─── Data in this exercise
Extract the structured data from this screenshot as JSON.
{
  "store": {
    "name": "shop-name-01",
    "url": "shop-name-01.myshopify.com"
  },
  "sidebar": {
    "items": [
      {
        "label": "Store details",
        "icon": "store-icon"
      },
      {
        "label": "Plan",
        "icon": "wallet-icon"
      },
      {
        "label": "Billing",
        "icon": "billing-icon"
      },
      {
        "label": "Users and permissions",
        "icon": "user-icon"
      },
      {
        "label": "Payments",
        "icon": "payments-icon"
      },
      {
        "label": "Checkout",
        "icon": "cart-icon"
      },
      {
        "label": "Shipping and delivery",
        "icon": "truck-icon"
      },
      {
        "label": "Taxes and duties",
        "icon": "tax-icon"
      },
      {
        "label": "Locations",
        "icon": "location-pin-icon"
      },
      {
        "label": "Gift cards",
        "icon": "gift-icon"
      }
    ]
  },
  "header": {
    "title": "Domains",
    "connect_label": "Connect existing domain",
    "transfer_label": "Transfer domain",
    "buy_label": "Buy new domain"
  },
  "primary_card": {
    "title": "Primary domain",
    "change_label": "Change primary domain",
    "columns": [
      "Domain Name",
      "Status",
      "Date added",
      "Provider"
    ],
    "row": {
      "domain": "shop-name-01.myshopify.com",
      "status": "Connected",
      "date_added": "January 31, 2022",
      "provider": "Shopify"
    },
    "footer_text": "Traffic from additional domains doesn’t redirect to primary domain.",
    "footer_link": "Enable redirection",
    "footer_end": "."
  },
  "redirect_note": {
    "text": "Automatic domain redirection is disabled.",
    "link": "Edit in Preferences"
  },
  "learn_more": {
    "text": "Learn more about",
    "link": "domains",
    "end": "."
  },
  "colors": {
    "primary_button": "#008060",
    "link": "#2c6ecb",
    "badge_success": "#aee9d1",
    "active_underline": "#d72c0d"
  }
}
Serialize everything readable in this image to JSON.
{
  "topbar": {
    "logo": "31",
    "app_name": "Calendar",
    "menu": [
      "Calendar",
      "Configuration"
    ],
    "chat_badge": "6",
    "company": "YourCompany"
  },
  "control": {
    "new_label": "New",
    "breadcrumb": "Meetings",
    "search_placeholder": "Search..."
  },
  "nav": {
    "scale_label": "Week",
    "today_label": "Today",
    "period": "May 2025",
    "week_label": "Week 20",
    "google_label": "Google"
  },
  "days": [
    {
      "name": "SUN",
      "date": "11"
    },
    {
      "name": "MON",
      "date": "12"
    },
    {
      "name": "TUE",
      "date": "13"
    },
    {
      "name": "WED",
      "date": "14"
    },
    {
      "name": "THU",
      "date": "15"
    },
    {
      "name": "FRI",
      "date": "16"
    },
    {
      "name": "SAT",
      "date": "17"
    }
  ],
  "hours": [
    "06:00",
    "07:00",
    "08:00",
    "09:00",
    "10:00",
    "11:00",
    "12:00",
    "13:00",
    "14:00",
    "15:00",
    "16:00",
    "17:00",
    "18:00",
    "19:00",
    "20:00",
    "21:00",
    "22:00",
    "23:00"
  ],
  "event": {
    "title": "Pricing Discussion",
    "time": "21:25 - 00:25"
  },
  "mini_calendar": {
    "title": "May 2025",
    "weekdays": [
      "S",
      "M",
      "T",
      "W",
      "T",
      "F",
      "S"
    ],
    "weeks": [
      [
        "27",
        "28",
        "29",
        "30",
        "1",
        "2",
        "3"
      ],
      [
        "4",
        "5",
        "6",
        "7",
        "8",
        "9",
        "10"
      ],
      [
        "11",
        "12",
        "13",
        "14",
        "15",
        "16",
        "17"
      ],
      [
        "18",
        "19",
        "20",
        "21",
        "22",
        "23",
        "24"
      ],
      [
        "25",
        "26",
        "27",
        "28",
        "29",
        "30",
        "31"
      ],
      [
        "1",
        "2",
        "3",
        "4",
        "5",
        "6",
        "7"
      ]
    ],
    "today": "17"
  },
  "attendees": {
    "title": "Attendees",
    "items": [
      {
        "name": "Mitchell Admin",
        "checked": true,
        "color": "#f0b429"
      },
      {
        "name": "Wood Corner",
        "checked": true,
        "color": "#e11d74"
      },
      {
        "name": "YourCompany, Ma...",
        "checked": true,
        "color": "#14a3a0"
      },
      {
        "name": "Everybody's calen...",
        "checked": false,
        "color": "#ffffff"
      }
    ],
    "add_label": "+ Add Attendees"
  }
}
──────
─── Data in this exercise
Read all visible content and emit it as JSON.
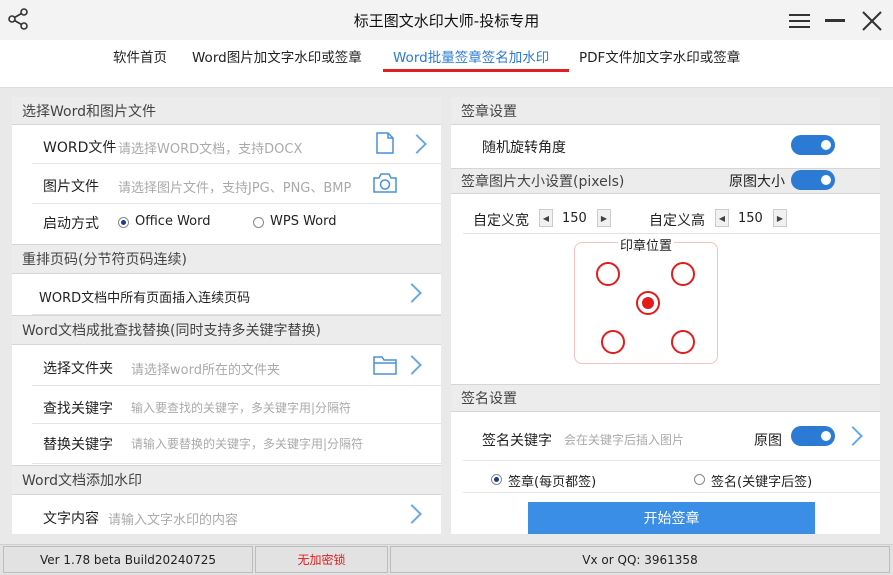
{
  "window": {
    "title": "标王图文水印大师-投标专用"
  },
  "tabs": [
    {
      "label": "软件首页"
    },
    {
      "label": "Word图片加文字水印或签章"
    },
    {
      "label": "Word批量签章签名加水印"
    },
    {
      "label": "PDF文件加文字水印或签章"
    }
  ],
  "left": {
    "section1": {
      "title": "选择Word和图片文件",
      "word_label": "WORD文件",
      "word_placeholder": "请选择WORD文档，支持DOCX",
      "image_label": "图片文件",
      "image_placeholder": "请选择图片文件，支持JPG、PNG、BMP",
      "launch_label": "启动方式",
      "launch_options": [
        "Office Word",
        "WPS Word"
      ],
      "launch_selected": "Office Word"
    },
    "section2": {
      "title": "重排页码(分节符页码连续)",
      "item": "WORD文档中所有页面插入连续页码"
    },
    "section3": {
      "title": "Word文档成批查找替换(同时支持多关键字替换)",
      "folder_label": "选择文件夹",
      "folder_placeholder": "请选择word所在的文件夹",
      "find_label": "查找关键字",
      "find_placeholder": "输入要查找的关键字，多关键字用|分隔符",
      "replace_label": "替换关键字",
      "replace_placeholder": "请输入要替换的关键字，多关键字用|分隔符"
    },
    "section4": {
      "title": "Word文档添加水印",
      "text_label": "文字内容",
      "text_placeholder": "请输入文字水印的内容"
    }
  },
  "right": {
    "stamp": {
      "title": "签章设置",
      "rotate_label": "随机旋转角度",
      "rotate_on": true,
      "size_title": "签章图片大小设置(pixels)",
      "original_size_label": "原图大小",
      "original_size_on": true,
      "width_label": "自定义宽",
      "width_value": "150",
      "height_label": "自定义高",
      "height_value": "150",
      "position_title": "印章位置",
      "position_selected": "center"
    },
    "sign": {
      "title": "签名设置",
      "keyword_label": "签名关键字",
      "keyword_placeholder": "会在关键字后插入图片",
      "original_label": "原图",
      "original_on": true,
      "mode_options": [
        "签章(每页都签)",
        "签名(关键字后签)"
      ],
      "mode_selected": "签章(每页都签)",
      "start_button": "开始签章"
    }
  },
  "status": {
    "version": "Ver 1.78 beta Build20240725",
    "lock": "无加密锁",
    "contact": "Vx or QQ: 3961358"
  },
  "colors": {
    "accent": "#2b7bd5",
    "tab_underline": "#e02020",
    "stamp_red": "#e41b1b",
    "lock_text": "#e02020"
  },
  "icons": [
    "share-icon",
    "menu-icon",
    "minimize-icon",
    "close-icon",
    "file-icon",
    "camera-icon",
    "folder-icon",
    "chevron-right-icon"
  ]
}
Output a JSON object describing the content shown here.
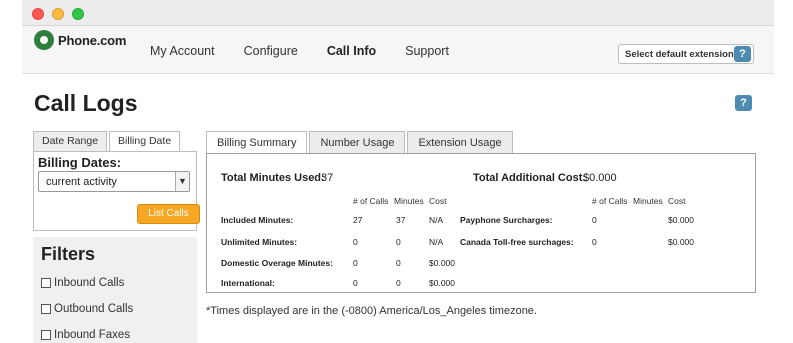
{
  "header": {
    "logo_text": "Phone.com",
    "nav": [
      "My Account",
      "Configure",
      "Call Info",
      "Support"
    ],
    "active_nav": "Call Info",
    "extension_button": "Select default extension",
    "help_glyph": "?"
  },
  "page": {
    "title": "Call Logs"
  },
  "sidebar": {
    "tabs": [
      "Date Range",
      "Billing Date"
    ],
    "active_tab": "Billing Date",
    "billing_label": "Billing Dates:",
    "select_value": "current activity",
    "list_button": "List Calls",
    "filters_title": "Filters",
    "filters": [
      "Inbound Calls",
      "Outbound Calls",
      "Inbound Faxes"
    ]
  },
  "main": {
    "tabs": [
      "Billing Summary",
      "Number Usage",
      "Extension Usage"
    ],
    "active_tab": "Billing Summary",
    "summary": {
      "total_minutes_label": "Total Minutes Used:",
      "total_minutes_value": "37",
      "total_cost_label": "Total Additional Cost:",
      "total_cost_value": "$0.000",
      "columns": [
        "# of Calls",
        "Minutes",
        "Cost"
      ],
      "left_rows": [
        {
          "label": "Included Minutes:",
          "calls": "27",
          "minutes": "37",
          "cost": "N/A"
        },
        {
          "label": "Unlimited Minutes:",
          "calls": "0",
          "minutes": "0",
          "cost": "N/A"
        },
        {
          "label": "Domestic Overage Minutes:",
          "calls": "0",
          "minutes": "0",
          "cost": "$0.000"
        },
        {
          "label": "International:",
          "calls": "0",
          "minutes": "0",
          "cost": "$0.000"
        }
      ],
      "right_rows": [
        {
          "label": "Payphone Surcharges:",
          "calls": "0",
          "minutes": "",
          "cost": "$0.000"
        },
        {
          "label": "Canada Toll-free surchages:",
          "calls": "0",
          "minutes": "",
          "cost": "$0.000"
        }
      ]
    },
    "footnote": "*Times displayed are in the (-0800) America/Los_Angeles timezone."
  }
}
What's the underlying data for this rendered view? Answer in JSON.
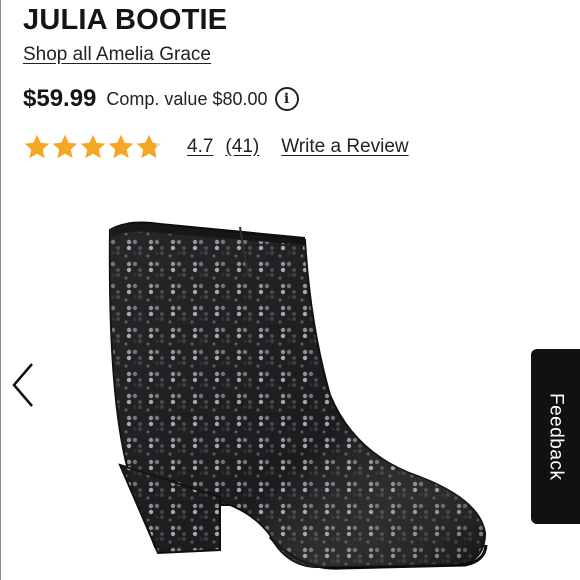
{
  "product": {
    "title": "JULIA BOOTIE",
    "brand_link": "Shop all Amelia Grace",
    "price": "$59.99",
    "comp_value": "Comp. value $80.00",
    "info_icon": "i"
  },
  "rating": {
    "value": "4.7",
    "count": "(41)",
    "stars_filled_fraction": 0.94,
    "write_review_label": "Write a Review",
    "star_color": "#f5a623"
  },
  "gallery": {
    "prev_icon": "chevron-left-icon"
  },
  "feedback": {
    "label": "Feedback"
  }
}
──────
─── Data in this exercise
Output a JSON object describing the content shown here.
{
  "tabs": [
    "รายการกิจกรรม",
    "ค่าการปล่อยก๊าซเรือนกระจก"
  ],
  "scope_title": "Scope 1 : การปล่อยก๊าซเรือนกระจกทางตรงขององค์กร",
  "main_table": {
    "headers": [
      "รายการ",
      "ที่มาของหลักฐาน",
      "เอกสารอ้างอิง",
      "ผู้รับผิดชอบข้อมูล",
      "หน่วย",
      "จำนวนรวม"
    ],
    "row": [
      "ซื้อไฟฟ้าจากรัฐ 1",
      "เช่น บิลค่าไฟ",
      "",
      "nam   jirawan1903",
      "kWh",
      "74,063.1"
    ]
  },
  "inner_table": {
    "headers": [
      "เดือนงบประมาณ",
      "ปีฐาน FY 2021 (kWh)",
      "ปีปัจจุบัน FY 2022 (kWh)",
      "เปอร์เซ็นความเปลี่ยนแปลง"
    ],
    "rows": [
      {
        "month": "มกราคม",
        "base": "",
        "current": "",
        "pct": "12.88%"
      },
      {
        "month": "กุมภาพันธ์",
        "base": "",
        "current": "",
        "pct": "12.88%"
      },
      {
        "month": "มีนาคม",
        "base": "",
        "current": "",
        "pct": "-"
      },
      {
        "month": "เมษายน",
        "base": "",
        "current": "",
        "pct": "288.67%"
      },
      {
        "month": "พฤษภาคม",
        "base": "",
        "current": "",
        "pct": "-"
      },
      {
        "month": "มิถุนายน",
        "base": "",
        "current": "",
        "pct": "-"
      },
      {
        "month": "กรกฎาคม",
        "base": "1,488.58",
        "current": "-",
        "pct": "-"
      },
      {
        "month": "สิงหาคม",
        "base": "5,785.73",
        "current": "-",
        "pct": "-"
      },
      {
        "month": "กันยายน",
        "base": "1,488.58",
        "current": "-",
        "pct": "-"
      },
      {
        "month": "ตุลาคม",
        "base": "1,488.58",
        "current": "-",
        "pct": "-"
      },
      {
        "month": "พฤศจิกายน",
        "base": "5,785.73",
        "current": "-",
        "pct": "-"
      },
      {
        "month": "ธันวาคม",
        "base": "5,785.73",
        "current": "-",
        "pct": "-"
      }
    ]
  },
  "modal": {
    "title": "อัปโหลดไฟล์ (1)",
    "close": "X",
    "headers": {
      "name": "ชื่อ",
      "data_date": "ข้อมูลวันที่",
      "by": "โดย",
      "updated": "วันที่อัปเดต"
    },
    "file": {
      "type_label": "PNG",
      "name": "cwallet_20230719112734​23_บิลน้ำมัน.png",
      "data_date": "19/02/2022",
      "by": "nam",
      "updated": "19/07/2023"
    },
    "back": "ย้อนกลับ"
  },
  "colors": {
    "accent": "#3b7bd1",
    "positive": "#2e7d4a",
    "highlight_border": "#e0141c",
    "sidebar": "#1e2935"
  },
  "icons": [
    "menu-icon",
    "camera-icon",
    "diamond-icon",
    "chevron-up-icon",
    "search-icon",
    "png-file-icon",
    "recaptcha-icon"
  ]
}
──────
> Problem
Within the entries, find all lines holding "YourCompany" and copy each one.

> Response
    "company": "YourCompany"
        "name": "YourCompany, Ma...",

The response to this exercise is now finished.